The local government in Mérida, Yucatán, has backtracked on a controversial new law prohibiting residents from leaving food in public places for animals.
The regulation, which included large fines for those who broke it, drew criticism from animal rights advocates and inspired protests, leading the government to reconsider.
The proposed fines ranged from 8,962 to 448,100 pesos (US $430 to $21,600) for “leaving food in public places.” But animal advocates said that given the number of stray animals in the city, denying them food amounted to animal cruelty.
“Rather than prohibit this activity, we should be inviting citizens to take in these animals, and give them a real home,” said María Vivas Sierra, local manager of the Institutional Revolutionary Party (PRI).
In a Tuesday press conference, local officials explained that the rule did not prohibit feeding animals, but rather leaving food unattended in public places, which could contribute to populations of pests like rats, and animal-borne diseases.
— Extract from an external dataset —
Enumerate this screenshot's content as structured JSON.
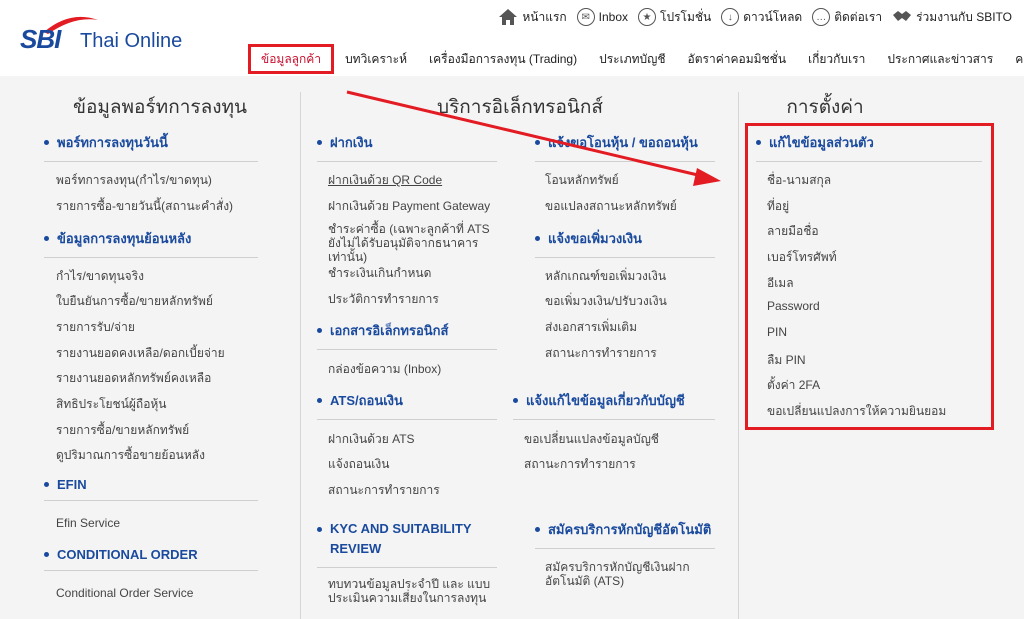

They said that giving food directly to a street animal was still allowed.
But opposition continued and on Wednesday it was announced on Facebook that Mérida Mayor Renán Barerra Concha had instructed the city not to officially publish the new law until it had been reviewed and possibly revised.
“Citizens of Mérida can rest well assured that their voice will always be heard and taken into account by the local government,” the city wrote on Facebook.
Despite the announcement, plans moved ahead for two animal rights protests on Saturday, the newspaper El Universal reported.
With reports from El Universal, PorEsto! and Diario de Yucatán
Source: Mexico Daily News